Top of The records
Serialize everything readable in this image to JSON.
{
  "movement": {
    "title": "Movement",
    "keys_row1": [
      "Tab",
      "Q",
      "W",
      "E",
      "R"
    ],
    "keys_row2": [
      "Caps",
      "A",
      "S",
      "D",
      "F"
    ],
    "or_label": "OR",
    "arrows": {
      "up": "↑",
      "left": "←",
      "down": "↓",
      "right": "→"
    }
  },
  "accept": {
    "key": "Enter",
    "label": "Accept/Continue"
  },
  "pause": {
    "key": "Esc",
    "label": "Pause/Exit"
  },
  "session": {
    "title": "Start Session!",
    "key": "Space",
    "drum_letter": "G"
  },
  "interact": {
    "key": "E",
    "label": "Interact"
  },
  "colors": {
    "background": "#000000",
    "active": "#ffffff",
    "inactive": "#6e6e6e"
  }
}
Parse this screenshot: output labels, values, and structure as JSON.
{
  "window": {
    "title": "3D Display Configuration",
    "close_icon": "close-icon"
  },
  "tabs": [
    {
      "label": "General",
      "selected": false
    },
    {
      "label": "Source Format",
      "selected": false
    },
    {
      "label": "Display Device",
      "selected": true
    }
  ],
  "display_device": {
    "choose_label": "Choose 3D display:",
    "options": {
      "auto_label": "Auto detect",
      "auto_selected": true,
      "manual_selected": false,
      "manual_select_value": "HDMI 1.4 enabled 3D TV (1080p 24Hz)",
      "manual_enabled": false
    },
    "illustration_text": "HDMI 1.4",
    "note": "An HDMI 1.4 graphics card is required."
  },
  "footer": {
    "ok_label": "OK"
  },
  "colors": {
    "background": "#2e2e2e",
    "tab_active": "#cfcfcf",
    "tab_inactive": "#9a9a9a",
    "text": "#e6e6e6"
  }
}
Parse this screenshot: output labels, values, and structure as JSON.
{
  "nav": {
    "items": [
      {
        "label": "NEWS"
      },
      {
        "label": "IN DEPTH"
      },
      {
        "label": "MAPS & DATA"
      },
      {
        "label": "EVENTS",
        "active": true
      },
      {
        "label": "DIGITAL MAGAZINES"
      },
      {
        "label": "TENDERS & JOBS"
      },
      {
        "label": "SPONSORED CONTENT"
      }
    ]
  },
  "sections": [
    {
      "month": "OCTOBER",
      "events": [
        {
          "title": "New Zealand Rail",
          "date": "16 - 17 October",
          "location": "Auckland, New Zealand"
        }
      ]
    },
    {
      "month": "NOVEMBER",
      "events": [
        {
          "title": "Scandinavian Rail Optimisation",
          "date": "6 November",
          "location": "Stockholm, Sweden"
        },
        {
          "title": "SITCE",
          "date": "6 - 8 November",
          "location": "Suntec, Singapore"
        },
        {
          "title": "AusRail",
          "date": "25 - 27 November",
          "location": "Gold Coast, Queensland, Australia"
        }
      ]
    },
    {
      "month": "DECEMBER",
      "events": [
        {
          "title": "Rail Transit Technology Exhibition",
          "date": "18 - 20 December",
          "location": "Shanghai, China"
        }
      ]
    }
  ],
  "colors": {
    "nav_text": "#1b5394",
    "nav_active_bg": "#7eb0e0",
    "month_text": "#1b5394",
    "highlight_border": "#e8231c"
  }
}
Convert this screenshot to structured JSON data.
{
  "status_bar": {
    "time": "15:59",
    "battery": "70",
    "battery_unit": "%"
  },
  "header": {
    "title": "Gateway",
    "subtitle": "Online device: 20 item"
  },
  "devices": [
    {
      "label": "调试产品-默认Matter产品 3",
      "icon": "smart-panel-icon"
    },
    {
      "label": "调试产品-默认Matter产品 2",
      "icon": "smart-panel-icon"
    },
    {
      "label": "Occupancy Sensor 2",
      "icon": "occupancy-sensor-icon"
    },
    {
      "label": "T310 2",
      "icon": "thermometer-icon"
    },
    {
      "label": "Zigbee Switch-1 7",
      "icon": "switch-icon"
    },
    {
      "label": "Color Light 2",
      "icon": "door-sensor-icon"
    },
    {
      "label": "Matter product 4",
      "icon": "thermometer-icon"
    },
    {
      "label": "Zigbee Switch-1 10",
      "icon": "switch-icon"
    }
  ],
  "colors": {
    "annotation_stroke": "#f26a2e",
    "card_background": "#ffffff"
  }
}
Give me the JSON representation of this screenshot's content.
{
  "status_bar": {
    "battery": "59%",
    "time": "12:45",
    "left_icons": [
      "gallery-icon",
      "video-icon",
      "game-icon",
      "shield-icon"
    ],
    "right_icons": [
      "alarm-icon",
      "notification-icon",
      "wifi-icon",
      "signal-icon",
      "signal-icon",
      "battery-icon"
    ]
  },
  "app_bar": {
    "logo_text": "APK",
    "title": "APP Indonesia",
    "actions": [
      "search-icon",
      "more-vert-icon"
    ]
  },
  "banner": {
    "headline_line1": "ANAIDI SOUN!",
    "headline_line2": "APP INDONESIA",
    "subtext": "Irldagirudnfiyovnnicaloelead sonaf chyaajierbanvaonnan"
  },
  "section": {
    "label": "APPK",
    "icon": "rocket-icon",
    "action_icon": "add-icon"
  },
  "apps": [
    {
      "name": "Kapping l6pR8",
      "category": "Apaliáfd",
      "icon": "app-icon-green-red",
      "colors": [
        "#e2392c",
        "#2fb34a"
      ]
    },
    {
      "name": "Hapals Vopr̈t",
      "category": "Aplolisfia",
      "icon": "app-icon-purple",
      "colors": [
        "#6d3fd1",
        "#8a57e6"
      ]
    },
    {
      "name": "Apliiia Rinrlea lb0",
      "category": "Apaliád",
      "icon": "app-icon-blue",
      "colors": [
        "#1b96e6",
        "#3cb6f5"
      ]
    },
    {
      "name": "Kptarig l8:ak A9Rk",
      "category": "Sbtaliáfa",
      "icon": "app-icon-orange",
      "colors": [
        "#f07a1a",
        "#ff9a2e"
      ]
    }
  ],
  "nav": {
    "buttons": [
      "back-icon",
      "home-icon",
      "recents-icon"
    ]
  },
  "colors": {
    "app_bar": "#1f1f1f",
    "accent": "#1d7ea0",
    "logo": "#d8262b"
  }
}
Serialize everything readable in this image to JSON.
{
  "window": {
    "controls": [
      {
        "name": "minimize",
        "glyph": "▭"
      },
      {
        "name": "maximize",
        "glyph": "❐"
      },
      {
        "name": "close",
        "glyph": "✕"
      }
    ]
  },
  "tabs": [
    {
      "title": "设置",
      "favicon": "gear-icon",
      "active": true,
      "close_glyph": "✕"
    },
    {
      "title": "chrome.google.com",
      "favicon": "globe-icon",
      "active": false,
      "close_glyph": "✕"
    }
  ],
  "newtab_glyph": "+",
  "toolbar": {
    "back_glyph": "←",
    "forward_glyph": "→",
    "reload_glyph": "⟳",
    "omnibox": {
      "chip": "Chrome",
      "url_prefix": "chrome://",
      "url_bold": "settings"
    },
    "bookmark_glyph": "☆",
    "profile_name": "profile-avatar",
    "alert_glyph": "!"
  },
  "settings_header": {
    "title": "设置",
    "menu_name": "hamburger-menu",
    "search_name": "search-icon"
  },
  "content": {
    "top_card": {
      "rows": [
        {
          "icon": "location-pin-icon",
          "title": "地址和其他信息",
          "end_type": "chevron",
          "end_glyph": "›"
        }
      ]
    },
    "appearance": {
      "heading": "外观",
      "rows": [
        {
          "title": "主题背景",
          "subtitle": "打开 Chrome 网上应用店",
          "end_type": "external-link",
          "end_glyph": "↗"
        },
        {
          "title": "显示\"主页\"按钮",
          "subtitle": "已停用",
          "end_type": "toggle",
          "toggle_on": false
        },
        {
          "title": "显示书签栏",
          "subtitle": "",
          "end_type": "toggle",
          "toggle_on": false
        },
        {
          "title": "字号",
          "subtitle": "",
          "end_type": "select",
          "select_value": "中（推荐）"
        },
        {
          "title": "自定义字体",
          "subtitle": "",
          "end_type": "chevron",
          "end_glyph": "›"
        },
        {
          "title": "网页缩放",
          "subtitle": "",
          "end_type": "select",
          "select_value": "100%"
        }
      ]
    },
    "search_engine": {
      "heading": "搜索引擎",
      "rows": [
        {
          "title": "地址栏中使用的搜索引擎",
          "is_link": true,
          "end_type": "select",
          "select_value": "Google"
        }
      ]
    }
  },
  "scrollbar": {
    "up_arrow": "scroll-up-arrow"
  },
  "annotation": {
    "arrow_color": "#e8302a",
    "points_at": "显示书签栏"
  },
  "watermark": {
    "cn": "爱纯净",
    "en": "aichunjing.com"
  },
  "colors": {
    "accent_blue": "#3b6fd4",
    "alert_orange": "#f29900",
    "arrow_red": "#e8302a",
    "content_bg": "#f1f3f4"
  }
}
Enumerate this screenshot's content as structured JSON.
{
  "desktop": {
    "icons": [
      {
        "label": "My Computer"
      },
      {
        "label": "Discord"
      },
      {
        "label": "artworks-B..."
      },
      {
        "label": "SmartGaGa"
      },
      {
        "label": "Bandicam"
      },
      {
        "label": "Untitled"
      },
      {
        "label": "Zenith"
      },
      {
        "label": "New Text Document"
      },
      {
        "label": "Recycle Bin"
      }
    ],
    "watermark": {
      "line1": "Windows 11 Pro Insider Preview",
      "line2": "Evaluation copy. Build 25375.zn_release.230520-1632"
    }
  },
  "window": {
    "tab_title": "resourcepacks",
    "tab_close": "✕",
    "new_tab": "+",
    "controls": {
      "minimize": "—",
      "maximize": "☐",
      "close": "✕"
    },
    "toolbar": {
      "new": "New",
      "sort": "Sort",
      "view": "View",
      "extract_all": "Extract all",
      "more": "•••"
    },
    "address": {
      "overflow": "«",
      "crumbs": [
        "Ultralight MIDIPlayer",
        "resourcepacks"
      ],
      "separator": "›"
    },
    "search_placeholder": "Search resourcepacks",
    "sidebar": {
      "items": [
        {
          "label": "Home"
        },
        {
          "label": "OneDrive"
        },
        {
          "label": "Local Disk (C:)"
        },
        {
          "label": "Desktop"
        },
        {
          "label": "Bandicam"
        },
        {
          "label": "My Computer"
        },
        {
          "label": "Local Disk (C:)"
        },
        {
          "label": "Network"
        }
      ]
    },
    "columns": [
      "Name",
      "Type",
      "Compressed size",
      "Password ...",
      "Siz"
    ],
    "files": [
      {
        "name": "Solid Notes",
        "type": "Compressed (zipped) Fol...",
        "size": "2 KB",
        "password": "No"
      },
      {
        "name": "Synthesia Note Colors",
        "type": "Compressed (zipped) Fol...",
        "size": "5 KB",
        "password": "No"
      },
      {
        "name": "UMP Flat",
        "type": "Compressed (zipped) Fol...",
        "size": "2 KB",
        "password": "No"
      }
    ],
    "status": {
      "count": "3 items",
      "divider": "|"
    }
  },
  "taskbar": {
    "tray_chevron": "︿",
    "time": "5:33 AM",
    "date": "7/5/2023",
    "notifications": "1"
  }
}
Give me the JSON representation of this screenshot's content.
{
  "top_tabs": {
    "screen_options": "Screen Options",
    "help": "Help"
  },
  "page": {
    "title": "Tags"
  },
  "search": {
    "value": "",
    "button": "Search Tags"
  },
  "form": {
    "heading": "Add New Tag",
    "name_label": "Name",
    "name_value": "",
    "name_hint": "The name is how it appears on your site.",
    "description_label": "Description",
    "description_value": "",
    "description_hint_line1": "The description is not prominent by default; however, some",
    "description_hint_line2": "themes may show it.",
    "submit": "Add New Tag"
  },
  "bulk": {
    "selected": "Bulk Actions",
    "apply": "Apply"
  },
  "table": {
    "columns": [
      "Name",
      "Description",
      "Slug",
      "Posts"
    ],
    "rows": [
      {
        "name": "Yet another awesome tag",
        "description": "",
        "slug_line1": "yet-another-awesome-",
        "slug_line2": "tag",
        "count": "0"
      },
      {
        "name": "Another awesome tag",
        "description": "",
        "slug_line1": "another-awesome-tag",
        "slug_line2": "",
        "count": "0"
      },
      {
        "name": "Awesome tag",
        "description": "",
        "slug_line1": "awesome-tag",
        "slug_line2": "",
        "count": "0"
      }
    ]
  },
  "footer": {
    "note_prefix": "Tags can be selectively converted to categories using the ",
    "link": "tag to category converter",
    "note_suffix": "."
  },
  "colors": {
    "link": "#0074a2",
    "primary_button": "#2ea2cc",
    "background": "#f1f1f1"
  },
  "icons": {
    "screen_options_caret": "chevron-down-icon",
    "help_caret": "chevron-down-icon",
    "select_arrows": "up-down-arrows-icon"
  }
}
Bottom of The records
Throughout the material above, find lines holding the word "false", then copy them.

• [Reply]:
      "selected": false
      "selected": false
      "manual_selected": false,
      "manual_enabled": false
      "active": false,
          "toggle_on": false
          "toggle_on": false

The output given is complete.